The accelerating pressure of time is a palpable force in the psyches of Atwood's characters in this collection. The majority of the pieces involve figures who are looking back over their lives, usually elegiacally but sometimes with downright bitterness or uncomprehending confusion. Repeatedly, the past proves its power to live on in the present in mysterious, sometimes deforming, ways. Richard, the middle-aged professor of "Isis in Darkness," has just decided to commit himself to a retrospective study of the work of a poet named Selena, a friend who had long epitomized for him the artist's quest for aesthetic and intellectual authenticity. Her slow descent into alcoholic disillusionment and literary marginality speaks to him of a martyrdom he avoided by choosing instead the safer, if soul-deadening, path of the tenured university hack. Marcia, the central consciousness of "Hack Wednesday," also broods over where her career finds her, although she is compromised not so much by earlier choices as by the changes in journalism that subordinate ethics and social responsibility to tacit corporate censorship. She poses a threat to the paper's new management and will be punished, she realizes, "For being as old as she is, for knowing too much."
Many characters do not quite gain Marcia's overarching vantage point in looking backward, for their sights are really still fixed on the present, with the past remaining a confused jumble—they have yet to forge the...
(The entire section is 1214 words.)

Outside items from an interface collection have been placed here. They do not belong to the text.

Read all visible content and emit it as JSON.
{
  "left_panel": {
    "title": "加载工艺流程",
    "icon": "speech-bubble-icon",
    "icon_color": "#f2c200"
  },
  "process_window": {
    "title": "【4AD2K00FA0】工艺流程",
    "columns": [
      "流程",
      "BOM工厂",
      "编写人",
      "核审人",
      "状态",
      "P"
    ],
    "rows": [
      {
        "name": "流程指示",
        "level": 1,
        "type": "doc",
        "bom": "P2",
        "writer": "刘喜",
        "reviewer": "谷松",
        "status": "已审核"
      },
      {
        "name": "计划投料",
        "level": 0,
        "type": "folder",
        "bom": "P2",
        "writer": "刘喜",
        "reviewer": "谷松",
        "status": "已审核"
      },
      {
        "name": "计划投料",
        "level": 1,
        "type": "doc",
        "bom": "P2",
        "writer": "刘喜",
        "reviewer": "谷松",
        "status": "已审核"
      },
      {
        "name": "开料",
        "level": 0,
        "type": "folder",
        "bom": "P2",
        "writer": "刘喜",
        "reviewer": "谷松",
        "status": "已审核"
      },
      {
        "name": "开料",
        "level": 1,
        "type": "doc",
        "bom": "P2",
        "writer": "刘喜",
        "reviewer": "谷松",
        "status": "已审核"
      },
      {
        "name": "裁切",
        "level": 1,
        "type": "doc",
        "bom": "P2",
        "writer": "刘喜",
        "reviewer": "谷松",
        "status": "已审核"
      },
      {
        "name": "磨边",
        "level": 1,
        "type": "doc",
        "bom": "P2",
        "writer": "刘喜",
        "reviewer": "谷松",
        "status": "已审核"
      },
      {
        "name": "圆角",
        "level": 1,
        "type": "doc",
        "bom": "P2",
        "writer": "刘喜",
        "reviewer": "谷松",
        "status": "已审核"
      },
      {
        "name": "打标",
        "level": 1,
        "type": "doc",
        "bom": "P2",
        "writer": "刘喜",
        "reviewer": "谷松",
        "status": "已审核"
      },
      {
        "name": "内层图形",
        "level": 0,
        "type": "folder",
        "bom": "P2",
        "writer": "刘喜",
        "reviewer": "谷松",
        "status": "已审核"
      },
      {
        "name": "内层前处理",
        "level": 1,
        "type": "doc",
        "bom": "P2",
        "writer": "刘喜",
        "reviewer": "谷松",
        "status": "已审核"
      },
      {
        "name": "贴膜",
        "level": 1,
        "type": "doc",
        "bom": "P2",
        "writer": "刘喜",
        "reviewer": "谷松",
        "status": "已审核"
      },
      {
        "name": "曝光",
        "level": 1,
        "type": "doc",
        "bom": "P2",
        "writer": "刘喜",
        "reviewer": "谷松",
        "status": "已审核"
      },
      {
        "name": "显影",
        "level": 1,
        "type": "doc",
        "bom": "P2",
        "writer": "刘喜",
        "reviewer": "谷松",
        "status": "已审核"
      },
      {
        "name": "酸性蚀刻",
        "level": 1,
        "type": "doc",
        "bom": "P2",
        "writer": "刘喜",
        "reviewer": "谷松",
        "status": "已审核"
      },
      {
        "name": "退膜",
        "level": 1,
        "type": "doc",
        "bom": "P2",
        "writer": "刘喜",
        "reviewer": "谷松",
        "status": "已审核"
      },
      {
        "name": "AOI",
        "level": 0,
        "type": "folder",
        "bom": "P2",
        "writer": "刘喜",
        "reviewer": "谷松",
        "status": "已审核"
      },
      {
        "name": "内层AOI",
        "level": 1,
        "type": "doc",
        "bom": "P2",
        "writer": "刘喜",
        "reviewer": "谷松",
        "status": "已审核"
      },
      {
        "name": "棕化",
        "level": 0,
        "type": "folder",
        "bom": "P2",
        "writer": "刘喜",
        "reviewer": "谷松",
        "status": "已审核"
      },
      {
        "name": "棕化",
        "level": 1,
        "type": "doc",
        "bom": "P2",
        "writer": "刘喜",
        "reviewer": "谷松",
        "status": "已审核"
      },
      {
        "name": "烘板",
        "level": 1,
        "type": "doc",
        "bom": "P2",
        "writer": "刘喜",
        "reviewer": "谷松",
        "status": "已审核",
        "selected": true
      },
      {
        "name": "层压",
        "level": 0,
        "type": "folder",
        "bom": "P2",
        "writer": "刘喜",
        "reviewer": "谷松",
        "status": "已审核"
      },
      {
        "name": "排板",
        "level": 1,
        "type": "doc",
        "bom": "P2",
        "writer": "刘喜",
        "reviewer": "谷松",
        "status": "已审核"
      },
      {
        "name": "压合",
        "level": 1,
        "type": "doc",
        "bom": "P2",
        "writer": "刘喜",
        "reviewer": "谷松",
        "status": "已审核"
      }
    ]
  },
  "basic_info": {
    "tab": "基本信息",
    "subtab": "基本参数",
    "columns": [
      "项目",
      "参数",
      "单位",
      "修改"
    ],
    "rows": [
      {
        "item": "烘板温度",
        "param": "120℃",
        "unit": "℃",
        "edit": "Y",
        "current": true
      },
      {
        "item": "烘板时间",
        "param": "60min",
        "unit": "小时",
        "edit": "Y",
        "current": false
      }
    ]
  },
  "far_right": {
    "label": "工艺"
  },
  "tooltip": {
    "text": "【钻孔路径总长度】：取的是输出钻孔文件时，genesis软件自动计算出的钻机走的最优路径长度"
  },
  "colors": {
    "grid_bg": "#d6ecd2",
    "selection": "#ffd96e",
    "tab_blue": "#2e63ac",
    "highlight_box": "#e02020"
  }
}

Want to Read More?
Subscribe now to read the rest of Wilderness Tips Themes. Plus get complete access to 30,000+ study guides!